= SUPPLIED MATERIAL =
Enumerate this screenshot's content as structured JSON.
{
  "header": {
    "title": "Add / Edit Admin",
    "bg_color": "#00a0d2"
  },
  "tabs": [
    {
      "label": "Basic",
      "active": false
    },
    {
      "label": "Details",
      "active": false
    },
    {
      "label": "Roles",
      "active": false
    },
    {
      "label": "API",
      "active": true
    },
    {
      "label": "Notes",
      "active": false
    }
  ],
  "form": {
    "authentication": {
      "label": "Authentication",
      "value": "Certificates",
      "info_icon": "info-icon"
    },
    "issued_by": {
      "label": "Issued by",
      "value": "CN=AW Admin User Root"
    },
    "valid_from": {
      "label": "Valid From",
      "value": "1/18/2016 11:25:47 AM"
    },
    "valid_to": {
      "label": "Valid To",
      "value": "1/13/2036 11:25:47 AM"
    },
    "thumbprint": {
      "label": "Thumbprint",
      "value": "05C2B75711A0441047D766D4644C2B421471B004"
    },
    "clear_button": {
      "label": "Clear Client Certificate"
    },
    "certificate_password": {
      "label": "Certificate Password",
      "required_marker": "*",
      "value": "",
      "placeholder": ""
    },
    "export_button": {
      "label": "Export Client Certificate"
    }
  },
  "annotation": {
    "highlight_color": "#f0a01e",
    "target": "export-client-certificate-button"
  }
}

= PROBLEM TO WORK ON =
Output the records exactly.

= SOLUTION TO THIS EXERCISE =
Enumerate this screenshot's content as structured JSON.
{
  "header": {
    "title": "Add / Edit Admin",
    "bg_color": "#00a0d2"
  },
  "tabs": [
    {
      "label": "Basic",
      "active": false
    },
    {
      "label": "Details",
      "active": false
    },
    {
      "label": "Roles",
      "active": false
    },
    {
      "label": "API",
      "active": true
    },
    {
      "label": "Notes",
      "active": false
    }
  ],
  "form": {
    "authentication": {
      "label": "Authentication",
      "value": "Certificates",
      "info_icon": "info-icon"
    },
    "issued_by": {
      "label": "Issued by",
      "value": "CN=AW Admin User Root"
    },
    "valid_from": {
      "label": "Valid From",
      "value": "1/18/2016 11:25:47 AM"
    },
    "valid_to": {
      "label": "Valid To",
      "value": "1/13/2036 11:25:47 AM"
    },
    "thumbprint": {
      "label": "Thumbprint",
      "value": "05C2B75711A0441047D766D4644C2B421471B004"
    },
    "clear_button": {
      "label": "Clear Client Certificate"
    },
    "certificate_password": {
      "label": "Certificate Password",
      "required_marker": "*",
      "value": "",
      "placeholder": ""
    },
    "export_button": {
      "label": "Export Client Certificate"
    }
  },
  "annotation": {
    "highlight_color": "#f0a01e",
    "target": "export-client-certificate-button"
  }
}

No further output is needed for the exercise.